Copy the records below exactly as they are written.
RECORDS TO USE below:
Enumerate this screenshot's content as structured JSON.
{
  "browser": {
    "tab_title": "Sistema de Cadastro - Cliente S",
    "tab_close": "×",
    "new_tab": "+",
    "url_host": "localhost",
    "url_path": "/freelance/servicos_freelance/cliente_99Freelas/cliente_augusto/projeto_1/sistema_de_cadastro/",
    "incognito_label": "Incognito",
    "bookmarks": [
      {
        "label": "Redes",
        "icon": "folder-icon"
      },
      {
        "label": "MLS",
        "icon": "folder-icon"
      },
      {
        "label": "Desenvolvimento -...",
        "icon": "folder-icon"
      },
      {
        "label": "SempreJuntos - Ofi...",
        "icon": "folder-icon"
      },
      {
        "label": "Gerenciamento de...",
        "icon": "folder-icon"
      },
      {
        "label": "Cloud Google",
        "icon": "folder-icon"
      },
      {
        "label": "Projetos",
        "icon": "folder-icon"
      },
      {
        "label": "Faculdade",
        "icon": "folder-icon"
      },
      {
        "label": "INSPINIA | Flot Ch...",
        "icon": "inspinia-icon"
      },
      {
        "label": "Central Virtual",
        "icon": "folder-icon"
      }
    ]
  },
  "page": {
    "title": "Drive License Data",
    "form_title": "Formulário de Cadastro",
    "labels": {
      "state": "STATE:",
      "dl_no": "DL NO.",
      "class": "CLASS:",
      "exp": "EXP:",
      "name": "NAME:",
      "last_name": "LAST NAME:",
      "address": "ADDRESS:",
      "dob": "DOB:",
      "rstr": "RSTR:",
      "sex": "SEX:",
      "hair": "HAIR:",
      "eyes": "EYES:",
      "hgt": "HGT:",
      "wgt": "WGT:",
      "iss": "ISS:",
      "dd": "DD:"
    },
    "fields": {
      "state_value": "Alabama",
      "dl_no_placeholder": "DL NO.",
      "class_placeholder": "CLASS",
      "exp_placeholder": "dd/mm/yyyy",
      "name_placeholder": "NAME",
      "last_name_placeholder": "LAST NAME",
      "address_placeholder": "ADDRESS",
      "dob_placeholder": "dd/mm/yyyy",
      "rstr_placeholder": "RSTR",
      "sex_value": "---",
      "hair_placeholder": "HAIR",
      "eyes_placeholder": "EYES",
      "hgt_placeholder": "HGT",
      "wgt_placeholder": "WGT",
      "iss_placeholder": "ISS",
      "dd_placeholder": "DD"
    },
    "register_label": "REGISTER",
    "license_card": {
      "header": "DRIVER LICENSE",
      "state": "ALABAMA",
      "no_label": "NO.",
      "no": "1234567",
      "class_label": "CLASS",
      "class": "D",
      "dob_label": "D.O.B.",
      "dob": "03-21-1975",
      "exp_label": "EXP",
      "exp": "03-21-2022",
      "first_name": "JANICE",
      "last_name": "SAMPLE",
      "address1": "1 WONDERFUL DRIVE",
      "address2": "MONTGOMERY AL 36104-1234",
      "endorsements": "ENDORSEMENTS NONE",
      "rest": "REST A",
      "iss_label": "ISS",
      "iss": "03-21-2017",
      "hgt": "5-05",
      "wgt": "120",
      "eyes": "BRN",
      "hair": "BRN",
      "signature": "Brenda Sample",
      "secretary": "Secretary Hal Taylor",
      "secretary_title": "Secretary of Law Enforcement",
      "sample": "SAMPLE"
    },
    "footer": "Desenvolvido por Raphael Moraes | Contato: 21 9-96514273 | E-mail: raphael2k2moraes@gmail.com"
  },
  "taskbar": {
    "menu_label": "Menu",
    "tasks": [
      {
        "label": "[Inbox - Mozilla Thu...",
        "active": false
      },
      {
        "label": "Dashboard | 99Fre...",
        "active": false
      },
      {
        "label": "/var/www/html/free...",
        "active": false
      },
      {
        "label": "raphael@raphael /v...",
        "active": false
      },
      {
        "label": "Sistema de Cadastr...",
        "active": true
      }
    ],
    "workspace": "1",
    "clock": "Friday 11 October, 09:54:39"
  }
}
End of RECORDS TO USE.
» RESULT FOR THIS EXERCISE:
Enumerate this screenshot's content as structured JSON.
{
  "browser": {
    "tab_title": "Sistema de Cadastro - Cliente S",
    "tab_close": "×",
    "new_tab": "+",
    "url_host": "localhost",
    "url_path": "/freelance/servicos_freelance/cliente_99Freelas/cliente_augusto/projeto_1/sistema_de_cadastro/",
    "incognito_label": "Incognito",
    "bookmarks": [
      {
        "label": "Redes",
        "icon": "folder-icon"
      },
      {
        "label": "MLS",
        "icon": "folder-icon"
      },
      {
        "label": "Desenvolvimento -...",
        "icon": "folder-icon"
      },
      {
        "label": "SempreJuntos - Ofi...",
        "icon": "folder-icon"
      },
      {
        "label": "Gerenciamento de...",
        "icon": "folder-icon"
      },
      {
        "label": "Cloud Google",
        "icon": "folder-icon"
      },
      {
        "label": "Projetos",
        "icon": "folder-icon"
      },
      {
        "label": "Faculdade",
        "icon": "folder-icon"
      },
      {
        "label": "INSPINIA | Flot Ch...",
        "icon": "inspinia-icon"
      },
      {
        "label": "Central Virtual",
        "icon": "folder-icon"
      }
    ]
  },
  "page": {
    "title": "Drive License Data",
    "form_title": "Formulário de Cadastro",
    "labels": {
      "state": "STATE:",
      "dl_no": "DL NO.",
      "class": "CLASS:",
      "exp": "EXP:",
      "name": "NAME:",
      "last_name": "LAST NAME:",
      "address": "ADDRESS:",
      "dob": "DOB:",
      "rstr": "RSTR:",
      "sex": "SEX:",
      "hair": "HAIR:",
      "eyes": "EYES:",
      "hgt": "HGT:",
      "wgt": "WGT:",
      "iss": "ISS:",
      "dd": "DD:"
    },
    "fields": {
      "state_value": "Alabama",
      "dl_no_placeholder": "DL NO.",
      "class_placeholder": "CLASS",
      "exp_placeholder": "dd/mm/yyyy",
      "name_placeholder": "NAME",
      "last_name_placeholder": "LAST NAME",
      "address_placeholder": "ADDRESS",
      "dob_placeholder": "dd/mm/yyyy",
      "rstr_placeholder": "RSTR",
      "sex_value": "---",
      "hair_placeholder": "HAIR",
      "eyes_placeholder": "EYES",
      "hgt_placeholder": "HGT",
      "wgt_placeholder": "WGT",
      "iss_placeholder": "ISS",
      "dd_placeholder": "DD"
    },
    "register_label": "REGISTER",
    "license_card": {
      "header": "DRIVER LICENSE",
      "state": "ALABAMA",
      "no_label": "NO.",
      "no": "1234567",
      "class_label": "CLASS",
      "class": "D",
      "dob_label": "D.O.B.",
      "dob": "03-21-1975",
      "exp_label": "EXP",
      "exp": "03-21-2022",
      "first_name": "JANICE",
      "last_name": "SAMPLE",
      "address1": "1 WONDERFUL DRIVE",
      "address2": "MONTGOMERY AL 36104-1234",
      "endorsements": "ENDORSEMENTS NONE",
      "rest": "REST A",
      "iss_label": "ISS",
      "iss": "03-21-2017",
      "hgt": "5-05",
      "wgt": "120",
      "eyes": "BRN",
      "hair": "BRN",
      "signature": "Brenda Sample",
      "secretary": "Secretary Hal Taylor",
      "secretary_title": "Secretary of Law Enforcement",
      "sample": "SAMPLE"
    },
    "footer": "Desenvolvido por Raphael Moraes | Contato: 21 9-96514273 | E-mail: raphael2k2moraes@gmail.com"
  },
  "taskbar": {
    "menu_label": "Menu",
    "tasks": [
      {
        "label": "[Inbox - Mozilla Thu...",
        "active": false
      },
      {
        "label": "Dashboard | 99Fre...",
        "active": false
      },
      {
        "label": "/var/www/html/free...",
        "active": false
      },
      {
        "label": "raphael@raphael /v...",
        "active": false
      },
      {
        "label": "Sistema de Cadastr...",
        "active": true
      }
    ],
    "workspace": "1",
    "clock": "Friday 11 October, 09:54:39"
  }
}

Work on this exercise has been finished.